It is of course undeniable that the MTA Board structure obscures accountability. But it is necessary and appropriate for a regional transit system to have representation of all the impacted counties on its board.
Nonetheless, the Mayor has more appointees than anyone besides the Governor, who also appoints the CEO/Chair. After all the drama of the last year over service disruptions, the declaration of a state of emergency to expedite repair work, the announcement of the Fast Forward Plan, and the governor’s last-minute intervention and rejection of the planned shutdown of the L line for a modified plan, it is now abundantly clear that the buck stops with the Governor.
Yes, the Board needs to fulfill its fiduciary responsibilities, be more transparent and exercise better oversight, but merely switching ultimate responsibility from one elected official to another will not change the fact that, so long as public transit is a public responsibility, it will have political leadership that shies away from making tough decisions.
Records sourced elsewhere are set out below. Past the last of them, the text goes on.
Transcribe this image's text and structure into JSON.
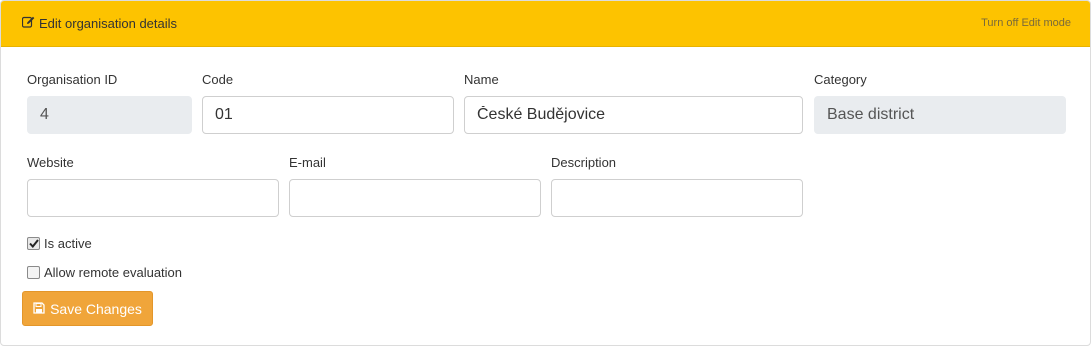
{
  "header": {
    "title": "Edit organisation details",
    "turn_off_edit_label": "Turn off Edit mode"
  },
  "fields": {
    "org_id": {
      "label": "Organisation ID",
      "value": "4"
    },
    "code": {
      "label": "Code",
      "value": "01"
    },
    "name": {
      "label": "Name",
      "value": "České Budějovice"
    },
    "category": {
      "label": "Category",
      "value": "Base district"
    },
    "website": {
      "label": "Website",
      "value": ""
    },
    "email": {
      "label": "E-mail",
      "value": ""
    },
    "description": {
      "label": "Description",
      "value": ""
    }
  },
  "checkboxes": {
    "is_active": {
      "label": "Is active",
      "checked": true
    },
    "allow_remote": {
      "label": "Allow remote evaluation",
      "checked": false
    }
  },
  "save_button": {
    "label": "Save Changes"
  },
  "colors": {
    "header_bg": "#fdc300",
    "button_bg": "#f0a53a",
    "readonly_bg": "#e9ecef"
  }
}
To properly maintain and improve 24-hour bus and subway service, fares need to be regularly and steadily raised. Service needs to be suspended on some lines for periods of time so they can be properly maintained and repaired. A Board appointed by the Mayor will not find these decisions any easier than one controlled by the Governor, especially if it has to generate even more revenue because of the absence of state and regional tax support.
It is clear that one of the main drivers of NYCT cost growth is personnel. Why will the Mayor be any more likely than the Governor to resist the power of the Transportation Workers Union (TWU) and other labor unions? Notwithstanding Governor Cuomo’s intervention in 2014 to forge a contract settlement with transit unions – with no productivity initiatives or fringe benefit savings to offset wage increases – TWU head John Samuelson is already threatening a strike in response to recent exposés on overtime abuses and related criticism. A Mayor would be even more susceptible to these kinds of threats.
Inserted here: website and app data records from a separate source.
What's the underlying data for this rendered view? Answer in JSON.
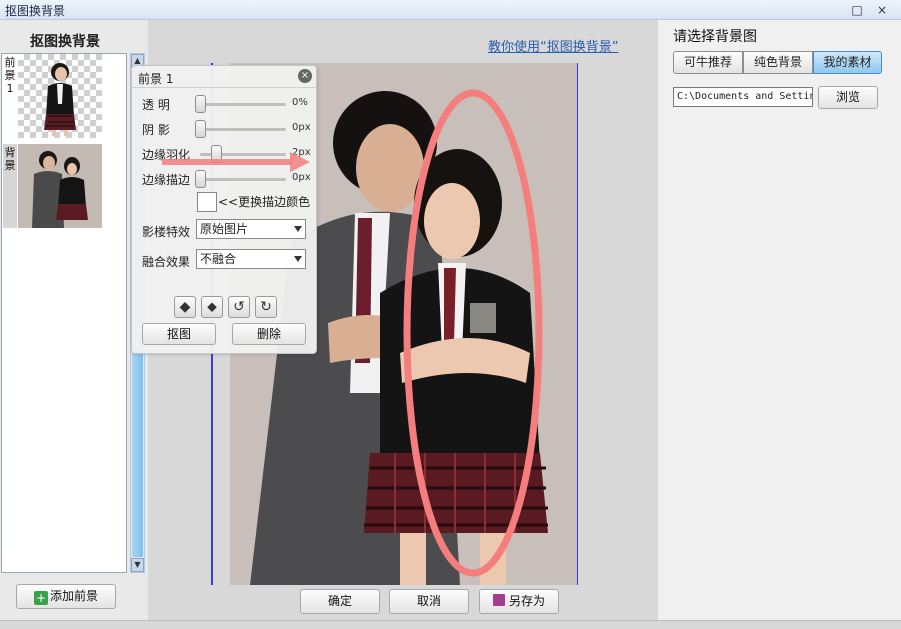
{
  "window": {
    "title": "抠图换背景",
    "minimize_glyph": "□",
    "close_glyph": "×"
  },
  "left_panel": {
    "heading": "抠图换背景",
    "items": [
      {
        "side_label": "前景 1",
        "kind": "foreground-cutout"
      },
      {
        "side_label": "背景",
        "kind": "background-photo"
      }
    ],
    "add_foreground_label": "添加前景"
  },
  "canvas": {
    "help_link": "教你使用“抠图换背景”",
    "highlight_color": "#f47e7e",
    "guide_color": "#3c3cd6"
  },
  "props_panel": {
    "title": "前景 1",
    "sliders": [
      {
        "label": "透    明",
        "value": "0%",
        "level": 0
      },
      {
        "label": "阴    影",
        "value": "0px",
        "level": 0
      },
      {
        "label": "边缘羽化",
        "value": "2px",
        "level": 0.18
      },
      {
        "label": "边缘描边",
        "value": "0px",
        "level": 0
      }
    ],
    "stroke_color_button": "<<更换描边颜色",
    "effect_label": "影楼特效",
    "effect_value": "原始图片",
    "blend_label": "融合效果",
    "blend_value": "不融合",
    "icon_buttons": [
      "flip-horizontal-icon",
      "flip-vertical-icon",
      "rotate-left-icon",
      "rotate-right-icon"
    ],
    "cutout_button": "抠图",
    "delete_button": "删除"
  },
  "right_panel": {
    "title": "请选择背景图",
    "tabs": [
      {
        "label": "可牛推荐",
        "active": false
      },
      {
        "label": "纯色背景",
        "active": false
      },
      {
        "label": "我的素材",
        "active": true
      }
    ],
    "path_value": "C:\\Documents and Settin",
    "browse_label": "浏览"
  },
  "bottom_buttons": {
    "ok": "确定",
    "cancel": "取消",
    "save_as": "另存为"
  }
}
Disjointed regional transit planning and administration, possible loss of substantial state and regional funding, a fraught environment in which to implement fare increases, raise taxes, and negotiate labor contracts – these are the likely results of “blowing up the MTA.” Better to focus on practical, feasible steps to make the MTA work better right now. Reinvent Albany recently published a report with 50 Actions New York Can Take To Renew Public Trust in the Metropolitan Transportation Authority that contains many worthwhile proposals. Among the most significant:
-The MTA Board should vote on policy decisions, not adopt them de facto though contract approvals.
-The Senate and Assembly should create committees dedicated specifically to oversight of the MTA, not treat it as part of the general Transportation or Authorities Committee jurisdiction where the MTA region are not well-enough represented.
-MTA Board members should be subject to a real, thorough vetting and confirmation process.
-There should be much more open data on contracts, project progress, budget and capital planning.
-The MTA fiscal year should be moved to begin in July instead of January, so state budget actions can be taken into account in financial planning.
-Procurement should be streamlined so there are fewer incentives for change orders and cost overruns.
Instead of devoting time and attention to the idea of putting different people in the seats on the deck of the Titanic, let’s work on getting the ship into stable waters and smooth sailing by insisting on competence and accountability from the crew we have.
***Carol Kellermann was president of Citizens Budget Commission from 2008 through 2018.
This post was originally published on May 17, 2019 by Gotham Gazette.